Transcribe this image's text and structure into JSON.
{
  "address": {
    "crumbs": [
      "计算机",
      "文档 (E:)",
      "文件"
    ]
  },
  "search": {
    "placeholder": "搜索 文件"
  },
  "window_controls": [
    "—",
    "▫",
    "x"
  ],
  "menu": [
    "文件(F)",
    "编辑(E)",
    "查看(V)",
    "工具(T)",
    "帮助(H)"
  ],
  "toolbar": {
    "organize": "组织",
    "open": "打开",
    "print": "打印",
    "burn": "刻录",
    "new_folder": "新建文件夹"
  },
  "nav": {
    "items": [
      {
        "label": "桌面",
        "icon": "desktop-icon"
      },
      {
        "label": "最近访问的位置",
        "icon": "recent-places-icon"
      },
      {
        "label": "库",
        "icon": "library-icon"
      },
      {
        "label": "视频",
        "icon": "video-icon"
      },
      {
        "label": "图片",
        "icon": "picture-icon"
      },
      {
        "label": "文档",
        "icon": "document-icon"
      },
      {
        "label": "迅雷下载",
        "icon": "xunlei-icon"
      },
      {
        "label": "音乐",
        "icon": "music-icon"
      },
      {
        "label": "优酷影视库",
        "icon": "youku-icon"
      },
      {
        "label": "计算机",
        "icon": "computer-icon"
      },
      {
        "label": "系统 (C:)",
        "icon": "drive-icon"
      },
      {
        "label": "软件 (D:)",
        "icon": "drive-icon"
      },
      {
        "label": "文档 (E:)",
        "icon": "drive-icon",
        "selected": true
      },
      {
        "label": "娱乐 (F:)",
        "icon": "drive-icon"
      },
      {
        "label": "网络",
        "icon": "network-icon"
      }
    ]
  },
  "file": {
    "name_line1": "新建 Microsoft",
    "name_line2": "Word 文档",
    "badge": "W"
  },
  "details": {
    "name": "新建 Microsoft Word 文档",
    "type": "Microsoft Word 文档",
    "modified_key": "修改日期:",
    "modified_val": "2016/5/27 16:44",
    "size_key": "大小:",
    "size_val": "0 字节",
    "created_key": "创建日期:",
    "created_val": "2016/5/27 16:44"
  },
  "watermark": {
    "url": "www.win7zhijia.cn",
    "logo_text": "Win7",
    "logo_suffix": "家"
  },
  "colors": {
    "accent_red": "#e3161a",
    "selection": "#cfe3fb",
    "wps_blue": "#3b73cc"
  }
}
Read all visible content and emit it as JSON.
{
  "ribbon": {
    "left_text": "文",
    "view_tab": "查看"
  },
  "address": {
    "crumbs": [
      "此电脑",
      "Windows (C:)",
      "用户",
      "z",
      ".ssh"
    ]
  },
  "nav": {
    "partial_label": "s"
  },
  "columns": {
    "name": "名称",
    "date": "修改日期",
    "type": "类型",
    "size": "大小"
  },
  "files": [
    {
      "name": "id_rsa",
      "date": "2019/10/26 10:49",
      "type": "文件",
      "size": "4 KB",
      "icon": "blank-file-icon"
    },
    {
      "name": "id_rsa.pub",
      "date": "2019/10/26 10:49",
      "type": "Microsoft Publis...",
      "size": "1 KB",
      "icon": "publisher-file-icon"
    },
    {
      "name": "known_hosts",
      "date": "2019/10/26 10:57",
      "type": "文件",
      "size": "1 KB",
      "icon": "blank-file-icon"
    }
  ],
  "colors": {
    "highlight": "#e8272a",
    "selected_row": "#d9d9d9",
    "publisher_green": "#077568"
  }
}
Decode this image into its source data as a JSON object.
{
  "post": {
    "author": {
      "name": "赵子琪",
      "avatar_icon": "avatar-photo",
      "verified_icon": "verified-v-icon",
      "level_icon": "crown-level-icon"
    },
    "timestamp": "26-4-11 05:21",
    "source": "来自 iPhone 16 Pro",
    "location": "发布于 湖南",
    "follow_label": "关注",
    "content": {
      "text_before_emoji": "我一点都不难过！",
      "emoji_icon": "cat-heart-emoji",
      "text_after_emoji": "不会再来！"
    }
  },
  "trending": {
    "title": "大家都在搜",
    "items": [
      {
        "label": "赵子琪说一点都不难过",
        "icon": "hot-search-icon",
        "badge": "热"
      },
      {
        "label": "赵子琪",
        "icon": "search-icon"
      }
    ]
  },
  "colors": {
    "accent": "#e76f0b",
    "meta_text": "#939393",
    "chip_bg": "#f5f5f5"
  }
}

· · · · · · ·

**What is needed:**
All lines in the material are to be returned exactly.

**Answer for the task:**
Transcribe this image's text and structure into JSON.
{
  "address": {
    "crumbs": [
      "计算机",
      "文档 (E:)",
      "文件"
    ]
  },
  "search": {
    "placeholder": "搜索 文件"
  },
  "window_controls": [
    "—",
    "▫",
    "x"
  ],
  "menu": [
    "文件(F)",
    "编辑(E)",
    "查看(V)",
    "工具(T)",
    "帮助(H)"
  ],
  "toolbar": {
    "organize": "组织",
    "open": "打开",
    "print": "打印",
    "burn": "刻录",
    "new_folder": "新建文件夹"
  },
  "nav": {
    "items": [
      {
        "label": "桌面",
        "icon": "desktop-icon"
      },
      {
        "label": "最近访问的位置",
        "icon": "recent-places-icon"
      },
      {
        "label": "库",
        "icon": "library-icon"
      },
      {
        "label": "视频",
        "icon": "video-icon"
      },
      {
        "label": "图片",
        "icon": "picture-icon"
      },
      {
        "label": "文档",
        "icon": "document-icon"
      },
      {
        "label": "迅雷下载",
        "icon": "xunlei-icon"
      },
      {
        "label": "音乐",
        "icon": "music-icon"
      },
      {
        "label": "优酷影视库",
        "icon": "youku-icon"
      },
      {
        "label": "计算机",
        "icon": "computer-icon"
      },
      {
        "label": "系统 (C:)",
        "icon": "drive-icon"
      },
      {
        "label": "软件 (D:)",
        "icon": "drive-icon"
      },
      {
        "label": "文档 (E:)",
        "icon": "drive-icon",
        "selected": true
      },
      {
        "label": "娱乐 (F:)",
        "icon": "drive-icon"
      },
      {
        "label": "网络",
        "icon": "network-icon"
      }
    ]
  },
  "file": {
    "name_line1": "新建 Microsoft",
    "name_line2": "Word 文档",
    "badge": "W"
  },
  "details": {
    "name": "新建 Microsoft Word 文档",
    "type": "Microsoft Word 文档",
    "modified_key": "修改日期:",
    "modified_val": "2016/5/27 16:44",
    "size_key": "大小:",
    "size_val": "0 字节",
    "created_key": "创建日期:",
    "created_val": "2016/5/27 16:44"
  },
  "watermark": {
    "url": "www.win7zhijia.cn",
    "logo_text": "Win7",
    "logo_suffix": "家"
  },
  "colors": {
    "accent_red": "#e3161a",
    "selection": "#cfe3fb",
    "wps_blue": "#3b73cc"
  }
}
Read all visible content and emit it as JSON.
{
  "ribbon": {
    "left_text": "文",
    "view_tab": "查看"
  },
  "address": {
    "crumbs": [
      "此电脑",
      "Windows (C:)",
      "用户",
      "z",
      ".ssh"
    ]
  },
  "nav": {
    "partial_label": "s"
  },
  "columns": {
    "name": "名称",
    "date": "修改日期",
    "type": "类型",
    "size": "大小"
  },
  "files": [
    {
      "name": "id_rsa",
      "date": "2019/10/26 10:49",
      "type": "文件",
      "size": "4 KB",
      "icon": "blank-file-icon"
    },
    {
      "name": "id_rsa.pub",
      "date": "2019/10/26 10:49",
      "type": "Microsoft Publis...",
      "size": "1 KB",
      "icon": "publisher-file-icon"
    },
    {
      "name": "known_hosts",
      "date": "2019/10/26 10:57",
      "type": "文件",
      "size": "1 KB",
      "icon": "blank-file-icon"
    }
  ],
  "colors": {
    "highlight": "#e8272a",
    "selected_row": "#d9d9d9",
    "publisher_green": "#077568"
  }
}
Decode this image into its source data as a JSON object.
{
  "post": {
    "author": {
      "name": "赵子琪",
      "avatar_icon": "avatar-photo",
      "verified_icon": "verified-v-icon",
      "level_icon": "crown-level-icon"
    },
    "timestamp": "26-4-11 05:21",
    "source": "来自 iPhone 16 Pro",
    "location": "发布于 湖南",
    "follow_label": "关注",
    "content": {
      "text_before_emoji": "我一点都不难过！",
      "emoji_icon": "cat-heart-emoji",
      "text_after_emoji": "不会再来！"
    }
  },
  "trending": {
    "title": "大家都在搜",
    "items": [
      {
        "label": "赵子琪说一点都不难过",
        "icon": "hot-search-icon",
        "badge": "热"
      },
      {
        "label": "赵子琪",
        "icon": "search-icon"
      }
    ]
  },
  "colors": {
    "accent": "#e76f0b",
    "meta_text": "#939393",
    "chip_bg": "#f5f5f5"
  }
}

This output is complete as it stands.